- White Balance: Manually set the white balance for the scene either using one of the camera presets (such as daylight, cloudy, etc.) or by setting a custom white balance with a gray card as reference. Another option, which i prefer using, is shooting in RAW so that white balance can be adjusted later during post processing.
- Turn Off All Variables: These may differ based on your camera model. For example, one such variable is what Nikon calls “Active D-Lighting” or Canon’s “Auto Lighting Optimizer” or the on camera noise reduction, etc.
Taking the shots:
The key to a successful panorama is to have equally spaced shots with sufficient overlap. I would say about 50% overlap from one frame to another.
The position of the camera should also remain constant between shots, only the angle of the camera should be modified horizontally or vertically depending on the type of panorama. Hence, using a tripod gives you better results. Tripods that have angle markings on them help you further to get the shots equally spaced. For example if I want to capture a 200 degree view of the scene and I need to take 10 shots for sufficient overlap based on the lens I am using, I would take a shot every 20 degrees.
If you don’t have a tripod (most of us don’t have one around all the time) you can ensure overlap using objects in the frame as guides such as mountains, boulders, rivers, buildings, etc. In such cases, take as many shots as possible to divide your view, ensure that your body stays firmly planted with the height of the camera in relation to the ground remains unchanged. For horizontal panoramas use your hip and upper body only to change the angle of the shot keeping your hands as close to your body as possible.
Putting it all together:

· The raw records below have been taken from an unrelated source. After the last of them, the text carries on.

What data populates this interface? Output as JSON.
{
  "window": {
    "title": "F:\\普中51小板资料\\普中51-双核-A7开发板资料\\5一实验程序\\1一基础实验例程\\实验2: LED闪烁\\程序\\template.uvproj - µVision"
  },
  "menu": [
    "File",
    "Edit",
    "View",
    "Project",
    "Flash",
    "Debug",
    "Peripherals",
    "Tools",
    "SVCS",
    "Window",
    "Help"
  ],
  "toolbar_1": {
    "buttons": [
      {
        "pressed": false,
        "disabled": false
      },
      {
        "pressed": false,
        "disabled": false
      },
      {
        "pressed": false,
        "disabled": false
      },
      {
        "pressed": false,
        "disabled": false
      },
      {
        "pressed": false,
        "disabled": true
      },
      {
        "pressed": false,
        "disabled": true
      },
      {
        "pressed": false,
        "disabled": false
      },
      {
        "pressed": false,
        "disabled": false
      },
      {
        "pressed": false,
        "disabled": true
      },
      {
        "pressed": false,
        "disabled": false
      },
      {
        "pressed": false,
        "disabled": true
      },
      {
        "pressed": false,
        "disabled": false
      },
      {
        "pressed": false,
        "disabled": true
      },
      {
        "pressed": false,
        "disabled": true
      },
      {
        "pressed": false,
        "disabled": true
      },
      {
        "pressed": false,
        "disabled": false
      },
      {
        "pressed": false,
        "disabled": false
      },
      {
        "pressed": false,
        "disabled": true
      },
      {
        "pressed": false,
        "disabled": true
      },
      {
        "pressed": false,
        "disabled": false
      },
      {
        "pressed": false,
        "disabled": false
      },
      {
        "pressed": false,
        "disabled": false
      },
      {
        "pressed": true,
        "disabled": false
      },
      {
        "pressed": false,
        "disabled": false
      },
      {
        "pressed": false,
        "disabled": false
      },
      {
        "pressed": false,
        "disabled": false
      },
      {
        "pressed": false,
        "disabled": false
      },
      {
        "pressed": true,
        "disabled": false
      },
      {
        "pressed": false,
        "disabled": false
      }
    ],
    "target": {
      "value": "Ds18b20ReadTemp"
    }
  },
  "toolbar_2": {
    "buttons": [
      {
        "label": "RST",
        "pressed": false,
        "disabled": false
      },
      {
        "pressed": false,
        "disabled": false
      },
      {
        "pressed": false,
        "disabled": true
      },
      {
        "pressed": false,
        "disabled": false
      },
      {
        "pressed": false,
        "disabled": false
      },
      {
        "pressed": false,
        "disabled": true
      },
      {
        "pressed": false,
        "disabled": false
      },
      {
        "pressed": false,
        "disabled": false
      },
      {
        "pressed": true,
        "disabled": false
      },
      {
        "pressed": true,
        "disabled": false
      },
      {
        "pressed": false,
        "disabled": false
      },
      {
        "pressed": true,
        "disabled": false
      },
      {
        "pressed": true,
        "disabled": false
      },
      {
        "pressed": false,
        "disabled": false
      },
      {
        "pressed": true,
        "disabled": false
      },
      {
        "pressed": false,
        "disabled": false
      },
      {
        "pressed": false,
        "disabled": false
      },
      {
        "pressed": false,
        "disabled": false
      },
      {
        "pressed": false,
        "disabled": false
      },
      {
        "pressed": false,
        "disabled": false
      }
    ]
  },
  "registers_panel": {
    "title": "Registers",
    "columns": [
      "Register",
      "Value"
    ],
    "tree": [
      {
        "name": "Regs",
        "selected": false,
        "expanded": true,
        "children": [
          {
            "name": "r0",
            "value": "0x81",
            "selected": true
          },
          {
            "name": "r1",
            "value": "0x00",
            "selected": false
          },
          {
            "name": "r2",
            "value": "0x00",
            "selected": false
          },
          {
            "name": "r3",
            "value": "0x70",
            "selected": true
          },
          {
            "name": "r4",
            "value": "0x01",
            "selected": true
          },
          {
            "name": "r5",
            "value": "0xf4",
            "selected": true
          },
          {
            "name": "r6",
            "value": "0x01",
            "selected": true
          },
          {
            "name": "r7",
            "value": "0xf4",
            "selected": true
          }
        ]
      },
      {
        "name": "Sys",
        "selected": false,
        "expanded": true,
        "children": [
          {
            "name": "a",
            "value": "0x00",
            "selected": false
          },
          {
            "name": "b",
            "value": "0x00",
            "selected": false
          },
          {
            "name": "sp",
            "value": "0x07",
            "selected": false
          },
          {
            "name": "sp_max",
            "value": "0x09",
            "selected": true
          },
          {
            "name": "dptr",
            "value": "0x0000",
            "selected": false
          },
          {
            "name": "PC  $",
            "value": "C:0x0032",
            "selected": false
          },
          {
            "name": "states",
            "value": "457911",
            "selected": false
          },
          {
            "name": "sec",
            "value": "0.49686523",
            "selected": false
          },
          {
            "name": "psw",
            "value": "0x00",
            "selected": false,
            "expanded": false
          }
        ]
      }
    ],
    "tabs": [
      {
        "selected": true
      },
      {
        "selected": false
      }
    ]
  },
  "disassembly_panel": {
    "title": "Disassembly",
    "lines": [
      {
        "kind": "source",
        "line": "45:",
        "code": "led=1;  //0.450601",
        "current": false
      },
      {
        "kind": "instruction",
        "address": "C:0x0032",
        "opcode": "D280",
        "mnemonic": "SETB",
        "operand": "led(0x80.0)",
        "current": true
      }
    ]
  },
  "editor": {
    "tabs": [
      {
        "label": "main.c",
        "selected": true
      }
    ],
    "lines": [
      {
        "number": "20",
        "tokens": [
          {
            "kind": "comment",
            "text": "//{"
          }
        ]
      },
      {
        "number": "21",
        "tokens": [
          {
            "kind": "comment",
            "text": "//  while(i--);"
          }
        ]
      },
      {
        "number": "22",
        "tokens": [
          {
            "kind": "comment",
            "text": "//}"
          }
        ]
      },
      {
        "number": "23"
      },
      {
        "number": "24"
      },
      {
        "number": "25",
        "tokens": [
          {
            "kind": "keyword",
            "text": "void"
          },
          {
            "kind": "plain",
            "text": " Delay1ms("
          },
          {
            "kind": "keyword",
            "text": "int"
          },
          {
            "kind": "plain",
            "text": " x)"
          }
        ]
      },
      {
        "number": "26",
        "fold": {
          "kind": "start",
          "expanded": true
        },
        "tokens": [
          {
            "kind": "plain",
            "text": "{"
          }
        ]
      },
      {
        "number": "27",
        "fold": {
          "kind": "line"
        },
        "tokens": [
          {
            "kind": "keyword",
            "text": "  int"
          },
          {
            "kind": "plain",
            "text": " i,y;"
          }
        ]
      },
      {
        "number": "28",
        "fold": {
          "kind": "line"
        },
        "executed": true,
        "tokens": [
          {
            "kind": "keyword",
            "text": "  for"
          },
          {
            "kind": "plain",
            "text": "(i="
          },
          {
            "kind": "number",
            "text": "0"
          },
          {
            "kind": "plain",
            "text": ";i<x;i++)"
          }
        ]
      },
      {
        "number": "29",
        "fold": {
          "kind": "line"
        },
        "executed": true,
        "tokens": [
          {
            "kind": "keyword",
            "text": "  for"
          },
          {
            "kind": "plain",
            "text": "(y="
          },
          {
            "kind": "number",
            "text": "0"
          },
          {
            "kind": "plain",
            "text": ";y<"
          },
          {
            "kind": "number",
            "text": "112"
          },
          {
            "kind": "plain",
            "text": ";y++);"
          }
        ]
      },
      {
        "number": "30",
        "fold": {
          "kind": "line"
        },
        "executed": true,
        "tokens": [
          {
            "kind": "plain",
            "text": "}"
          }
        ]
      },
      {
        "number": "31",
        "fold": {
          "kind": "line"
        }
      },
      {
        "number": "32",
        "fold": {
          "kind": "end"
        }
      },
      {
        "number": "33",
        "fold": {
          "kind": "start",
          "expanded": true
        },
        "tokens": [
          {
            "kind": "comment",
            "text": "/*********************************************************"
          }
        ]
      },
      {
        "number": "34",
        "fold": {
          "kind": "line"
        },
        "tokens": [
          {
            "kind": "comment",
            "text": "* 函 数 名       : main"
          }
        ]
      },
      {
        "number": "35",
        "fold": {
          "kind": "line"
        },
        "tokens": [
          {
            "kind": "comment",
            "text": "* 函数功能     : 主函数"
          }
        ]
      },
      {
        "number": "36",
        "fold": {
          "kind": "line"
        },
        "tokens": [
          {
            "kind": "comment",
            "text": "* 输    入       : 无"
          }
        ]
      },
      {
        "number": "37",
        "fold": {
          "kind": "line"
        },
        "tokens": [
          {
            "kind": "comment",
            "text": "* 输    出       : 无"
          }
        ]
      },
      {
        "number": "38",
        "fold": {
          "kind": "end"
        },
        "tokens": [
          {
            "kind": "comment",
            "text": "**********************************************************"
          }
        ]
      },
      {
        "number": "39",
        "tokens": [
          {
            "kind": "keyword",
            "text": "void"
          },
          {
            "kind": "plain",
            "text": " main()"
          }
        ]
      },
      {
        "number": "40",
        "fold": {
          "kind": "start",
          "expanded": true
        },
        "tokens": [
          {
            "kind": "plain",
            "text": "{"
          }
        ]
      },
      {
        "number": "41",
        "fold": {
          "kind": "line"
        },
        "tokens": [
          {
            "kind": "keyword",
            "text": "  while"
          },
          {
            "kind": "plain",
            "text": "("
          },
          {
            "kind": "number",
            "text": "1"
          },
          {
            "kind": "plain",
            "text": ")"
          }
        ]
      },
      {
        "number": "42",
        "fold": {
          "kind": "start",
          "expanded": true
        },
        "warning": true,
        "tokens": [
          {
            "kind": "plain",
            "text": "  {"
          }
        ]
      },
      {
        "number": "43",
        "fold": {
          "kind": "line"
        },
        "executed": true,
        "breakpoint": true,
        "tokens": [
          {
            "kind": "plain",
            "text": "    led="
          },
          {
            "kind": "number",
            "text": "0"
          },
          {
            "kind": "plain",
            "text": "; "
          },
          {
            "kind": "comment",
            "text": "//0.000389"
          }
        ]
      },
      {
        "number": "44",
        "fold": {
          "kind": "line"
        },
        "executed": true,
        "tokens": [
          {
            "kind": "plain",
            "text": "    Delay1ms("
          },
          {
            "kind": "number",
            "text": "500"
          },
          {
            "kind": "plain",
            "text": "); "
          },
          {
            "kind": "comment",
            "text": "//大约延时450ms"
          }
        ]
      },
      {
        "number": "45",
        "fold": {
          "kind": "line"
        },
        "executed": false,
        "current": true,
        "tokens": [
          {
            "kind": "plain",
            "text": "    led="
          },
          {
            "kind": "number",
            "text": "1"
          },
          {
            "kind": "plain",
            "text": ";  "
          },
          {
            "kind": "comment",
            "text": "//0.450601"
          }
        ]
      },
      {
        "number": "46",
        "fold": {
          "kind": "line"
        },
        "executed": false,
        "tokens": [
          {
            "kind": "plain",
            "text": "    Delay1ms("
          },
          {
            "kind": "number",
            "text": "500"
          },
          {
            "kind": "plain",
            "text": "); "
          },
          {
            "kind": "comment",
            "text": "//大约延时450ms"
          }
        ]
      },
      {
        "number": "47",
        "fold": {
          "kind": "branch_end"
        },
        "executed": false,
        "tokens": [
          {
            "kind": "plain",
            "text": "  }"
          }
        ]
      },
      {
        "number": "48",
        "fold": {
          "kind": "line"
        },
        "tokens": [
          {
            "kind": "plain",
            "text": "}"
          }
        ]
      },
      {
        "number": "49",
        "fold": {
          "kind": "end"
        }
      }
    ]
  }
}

Below is the workflow that I usually follow:
- Apply uniform White Balance, Contrast and Exposure changes in a RAW Processing software such as Lightroom. In the case of Jpegs – apply whatever post processing changes you want uniformly on all the frames
- Open Photoshop. Navigate to menu – File : Automate : Photomerge
- In the options set Layout to Automatic (Photoshop brains are really good… let it do the work for you). Ensure you have ‘Blend Images Together’ checked.
- Click Browse and navigate to the folder that contains the individual shots and select the files. That’s it – hit OK and let Photoshop do it’s magic.
- If a panorama is clicked well, you need not do anything else as photoshop will get it right 98% of the times. In case it doesn’t you might need to go into some layers and modify the masks subtly by using the brush tool.
- Clean up the image by zooming in to observe any noticeable blend lines or errors and correct them using either the Clone-Stamp Tool or the CS5 content-aware fill feature (Make a selection of the problem area and hit Shift-Backspace brings up the fill options window – select content-aware and set blend mode to normal)
- Cropping the image: The final step is to crop the image eliminating the white areas that have no image data.
Finally, Viewing a Panorama:
I believe that our small computer screens (even the biggest ones) are incapable of displaying a panorama as it’s meant to be. A Panorama is best viewed printed, to a size that immerses the viewer in the situation. If a computer screen is your only option, stay away from viewing it in the fit-to-screen mode as that makes everything too small and insignificant. Instead view it full-screen with the image filling the screen and scroll through the scene vertically or horizontally depending on the type of panorama to reveal the magnificent details you have managed to capture.
I hope this post helps you with your panoramas.
I will leave you with some that I recently clicked on my trip to Ireland – they are not the most perfect or technically sound – all clicked without a tripod. But these shots helped me realize my mistakes and helped me improve.